• [HOW TO COMPLETE THIS TASK]:
In your answer, print every record exactly as it is written.
---+---
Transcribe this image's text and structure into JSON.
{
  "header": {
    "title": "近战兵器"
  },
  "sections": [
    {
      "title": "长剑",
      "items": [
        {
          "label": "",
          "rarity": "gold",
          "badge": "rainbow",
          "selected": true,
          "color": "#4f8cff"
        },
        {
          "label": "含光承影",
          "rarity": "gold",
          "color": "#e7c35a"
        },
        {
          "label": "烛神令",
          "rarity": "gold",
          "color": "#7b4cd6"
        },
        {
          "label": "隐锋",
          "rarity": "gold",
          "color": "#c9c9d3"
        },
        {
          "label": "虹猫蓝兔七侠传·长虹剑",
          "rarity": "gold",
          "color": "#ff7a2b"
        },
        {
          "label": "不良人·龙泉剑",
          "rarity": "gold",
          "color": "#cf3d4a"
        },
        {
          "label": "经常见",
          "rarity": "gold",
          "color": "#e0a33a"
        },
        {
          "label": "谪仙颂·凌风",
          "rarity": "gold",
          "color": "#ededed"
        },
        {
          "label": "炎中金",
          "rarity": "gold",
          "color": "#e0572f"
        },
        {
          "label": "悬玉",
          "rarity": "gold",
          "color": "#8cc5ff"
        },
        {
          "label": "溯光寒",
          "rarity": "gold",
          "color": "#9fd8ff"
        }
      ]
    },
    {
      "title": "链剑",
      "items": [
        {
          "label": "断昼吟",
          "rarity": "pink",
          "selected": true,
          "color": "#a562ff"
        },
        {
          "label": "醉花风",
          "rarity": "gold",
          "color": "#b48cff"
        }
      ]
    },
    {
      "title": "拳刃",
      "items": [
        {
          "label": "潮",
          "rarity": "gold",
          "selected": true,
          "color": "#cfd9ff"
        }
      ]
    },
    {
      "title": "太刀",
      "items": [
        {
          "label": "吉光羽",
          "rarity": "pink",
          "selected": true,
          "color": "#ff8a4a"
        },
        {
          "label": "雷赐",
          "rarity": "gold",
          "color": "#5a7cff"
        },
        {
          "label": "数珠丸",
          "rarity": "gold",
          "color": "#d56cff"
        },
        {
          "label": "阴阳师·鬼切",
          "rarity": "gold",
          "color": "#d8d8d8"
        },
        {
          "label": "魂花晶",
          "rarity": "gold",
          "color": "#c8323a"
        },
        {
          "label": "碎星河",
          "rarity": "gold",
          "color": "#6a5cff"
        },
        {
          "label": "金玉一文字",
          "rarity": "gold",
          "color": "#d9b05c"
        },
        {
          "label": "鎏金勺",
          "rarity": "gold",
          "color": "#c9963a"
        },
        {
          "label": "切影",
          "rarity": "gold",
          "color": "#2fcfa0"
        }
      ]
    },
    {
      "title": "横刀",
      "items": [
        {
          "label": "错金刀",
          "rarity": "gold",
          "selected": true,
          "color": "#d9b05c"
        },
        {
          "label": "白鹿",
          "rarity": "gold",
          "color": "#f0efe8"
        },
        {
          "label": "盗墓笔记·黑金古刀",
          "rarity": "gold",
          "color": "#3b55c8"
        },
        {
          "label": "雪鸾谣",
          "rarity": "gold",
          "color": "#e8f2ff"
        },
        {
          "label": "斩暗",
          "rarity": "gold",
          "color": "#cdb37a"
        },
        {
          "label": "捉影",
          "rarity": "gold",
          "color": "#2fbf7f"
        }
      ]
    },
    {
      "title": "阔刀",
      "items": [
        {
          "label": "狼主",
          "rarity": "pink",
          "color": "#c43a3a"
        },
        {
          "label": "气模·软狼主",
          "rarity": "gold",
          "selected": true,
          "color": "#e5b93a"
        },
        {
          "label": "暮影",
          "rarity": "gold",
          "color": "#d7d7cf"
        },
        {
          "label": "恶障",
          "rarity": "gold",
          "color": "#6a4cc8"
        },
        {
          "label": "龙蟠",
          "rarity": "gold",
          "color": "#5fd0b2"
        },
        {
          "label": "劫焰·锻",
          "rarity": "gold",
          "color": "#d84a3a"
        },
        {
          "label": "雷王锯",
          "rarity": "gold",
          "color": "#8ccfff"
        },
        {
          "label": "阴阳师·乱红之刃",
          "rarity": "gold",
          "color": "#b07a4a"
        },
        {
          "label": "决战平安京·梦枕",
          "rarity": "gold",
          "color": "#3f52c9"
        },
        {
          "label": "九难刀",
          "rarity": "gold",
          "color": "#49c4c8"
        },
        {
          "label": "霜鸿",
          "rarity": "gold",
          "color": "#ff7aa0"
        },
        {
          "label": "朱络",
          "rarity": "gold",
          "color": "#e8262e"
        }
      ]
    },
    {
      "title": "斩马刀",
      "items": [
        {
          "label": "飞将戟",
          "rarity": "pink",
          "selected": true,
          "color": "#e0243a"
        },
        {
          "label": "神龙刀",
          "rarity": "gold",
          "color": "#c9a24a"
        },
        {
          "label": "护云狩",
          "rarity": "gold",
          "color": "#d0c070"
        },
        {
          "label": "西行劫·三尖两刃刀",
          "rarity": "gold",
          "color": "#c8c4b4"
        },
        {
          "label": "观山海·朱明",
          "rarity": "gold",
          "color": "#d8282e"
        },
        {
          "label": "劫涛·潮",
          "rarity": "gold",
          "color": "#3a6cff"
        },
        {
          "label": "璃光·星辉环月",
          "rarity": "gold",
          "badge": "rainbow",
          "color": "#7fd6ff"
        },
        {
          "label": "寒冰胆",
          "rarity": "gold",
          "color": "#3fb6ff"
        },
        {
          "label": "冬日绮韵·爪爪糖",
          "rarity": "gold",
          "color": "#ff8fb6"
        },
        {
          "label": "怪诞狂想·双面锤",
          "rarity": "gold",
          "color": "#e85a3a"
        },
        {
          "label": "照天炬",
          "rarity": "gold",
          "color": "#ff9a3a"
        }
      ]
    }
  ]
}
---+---
• [FINAL ANSWER]:
Transcribe this image's text and structure into JSON.
{
  "header": {
    "title": "近战兵器"
  },
  "sections": [
    {
      "title": "长剑",
      "items": [
        {
          "label": "",
          "rarity": "gold",
          "badge": "rainbow",
          "selected": true,
          "color": "#4f8cff"
        },
        {
          "label": "含光承影",
          "rarity": "gold",
          "color": "#e7c35a"
        },
        {
          "label": "烛神令",
          "rarity": "gold",
          "color": "#7b4cd6"
        },
        {
          "label": "隐锋",
          "rarity": "gold",
          "color": "#c9c9d3"
        },
        {
          "label": "虹猫蓝兔七侠传·长虹剑",
          "rarity": "gold",
          "color": "#ff7a2b"
        },
        {
          "label": "不良人·龙泉剑",
          "rarity": "gold",
          "color": "#cf3d4a"
        },
        {
          "label": "经常见",
          "rarity": "gold",
          "color": "#e0a33a"
        },
        {
          "label": "谪仙颂·凌风",
          "rarity": "gold",
          "color": "#ededed"
        },
        {
          "label": "炎中金",
          "rarity": "gold",
          "color": "#e0572f"
        },
        {
          "label": "悬玉",
          "rarity": "gold",
          "color": "#8cc5ff"
        },
        {
          "label": "溯光寒",
          "rarity": "gold",
          "color": "#9fd8ff"
        }
      ]
    },
    {
      "title": "链剑",
      "items": [
        {
          "label": "断昼吟",
          "rarity": "pink",
          "selected": true,
          "color": "#a562ff"
        },
        {
          "label": "醉花风",
          "rarity": "gold",
          "color": "#b48cff"
        }
      ]
    },
    {
      "title": "拳刃",
      "items": [
        {
          "label": "潮",
          "rarity": "gold",
          "selected": true,
          "color": "#cfd9ff"
        }
      ]
    },
    {
      "title": "太刀",
      "items": [
        {
          "label": "吉光羽",
          "rarity": "pink",
          "selected": true,
          "color": "#ff8a4a"
        },
        {
          "label": "雷赐",
          "rarity": "gold",
          "color": "#5a7cff"
        },
        {
          "label": "数珠丸",
          "rarity": "gold",
          "color": "#d56cff"
        },
        {
          "label": "阴阳师·鬼切",
          "rarity": "gold",
          "color": "#d8d8d8"
        },
        {
          "label": "魂花晶",
          "rarity": "gold",
          "color": "#c8323a"
        },
        {
          "label": "碎星河",
          "rarity": "gold",
          "color": "#6a5cff"
        },
        {
          "label": "金玉一文字",
          "rarity": "gold",
          "color": "#d9b05c"
        },
        {
          "label": "鎏金勺",
          "rarity": "gold",
          "color": "#c9963a"
        },
        {
          "label": "切影",
          "rarity": "gold",
          "color": "#2fcfa0"
        }
      ]
    },
    {
      "title": "横刀",
      "items": [
        {
          "label": "错金刀",
          "rarity": "gold",
          "selected": true,
          "color": "#d9b05c"
        },
        {
          "label": "白鹿",
          "rarity": "gold",
          "color": "#f0efe8"
        },
        {
          "label": "盗墓笔记·黑金古刀",
          "rarity": "gold",
          "color": "#3b55c8"
        },
        {
          "label": "雪鸾谣",
          "rarity": "gold",
          "color": "#e8f2ff"
        },
        {
          "label": "斩暗",
          "rarity": "gold",
          "color": "#cdb37a"
        },
        {
          "label": "捉影",
          "rarity": "gold",
          "color": "#2fbf7f"
        }
      ]
    },
    {
      "title": "阔刀",
      "items": [
        {
          "label": "狼主",
          "rarity": "pink",
          "color": "#c43a3a"
        },
        {
          "label": "气模·软狼主",
          "rarity": "gold",
          "selected": true,
          "color": "#e5b93a"
        },
        {
          "label": "暮影",
          "rarity": "gold",
          "color": "#d7d7cf"
        },
        {
          "label": "恶障",
          "rarity": "gold",
          "color": "#6a4cc8"
        },
        {
          "label": "龙蟠",
          "rarity": "gold",
          "color": "#5fd0b2"
        },
        {
          "label": "劫焰·锻",
          "rarity": "gold",
          "color": "#d84a3a"
        },
        {
          "label": "雷王锯",
          "rarity": "gold",
          "color": "#8ccfff"
        },
        {
          "label": "阴阳师·乱红之刃",
          "rarity": "gold",
          "color": "#b07a4a"
        },
        {
          "label": "决战平安京·梦枕",
          "rarity": "gold",
          "color": "#3f52c9"
        },
        {
          "label": "九难刀",
          "rarity": "gold",
          "color": "#49c4c8"
        },
        {
          "label": "霜鸿",
          "rarity": "gold",
          "color": "#ff7aa0"
        },
        {
          "label": "朱络",
          "rarity": "gold",
          "color": "#e8262e"
        }
      ]
    },
    {
      "title": "斩马刀",
      "items": [
        {
          "label": "飞将戟",
          "rarity": "pink",
          "selected": true,
          "color": "#e0243a"
        },
        {
          "label": "神龙刀",
          "rarity": "gold",
          "color": "#c9a24a"
        },
        {
          "label": "护云狩",
          "rarity": "gold",
          "color": "#d0c070"
        },
        {
          "label": "西行劫·三尖两刃刀",
          "rarity": "gold",
          "color": "#c8c4b4"
        },
        {
          "label": "观山海·朱明",
          "rarity": "gold",
          "color": "#d8282e"
        },
        {
          "label": "劫涛·潮",
          "rarity": "gold",
          "color": "#3a6cff"
        },
        {
          "label": "璃光·星辉环月",
          "rarity": "gold",
          "badge": "rainbow",
          "color": "#7fd6ff"
        },
        {
          "label": "寒冰胆",
          "rarity": "gold",
          "color": "#3fb6ff"
        },
        {
          "label": "冬日绮韵·爪爪糖",
          "rarity": "gold",
          "color": "#ff8fb6"
        },
        {
          "label": "怪诞狂想·双面锤",
          "rarity": "gold",
          "color": "#e85a3a"
        },
        {
          "label": "照天炬",
          "rarity": "gold",
          "color": "#ff9a3a"
        }
      ]
    }
  ]
}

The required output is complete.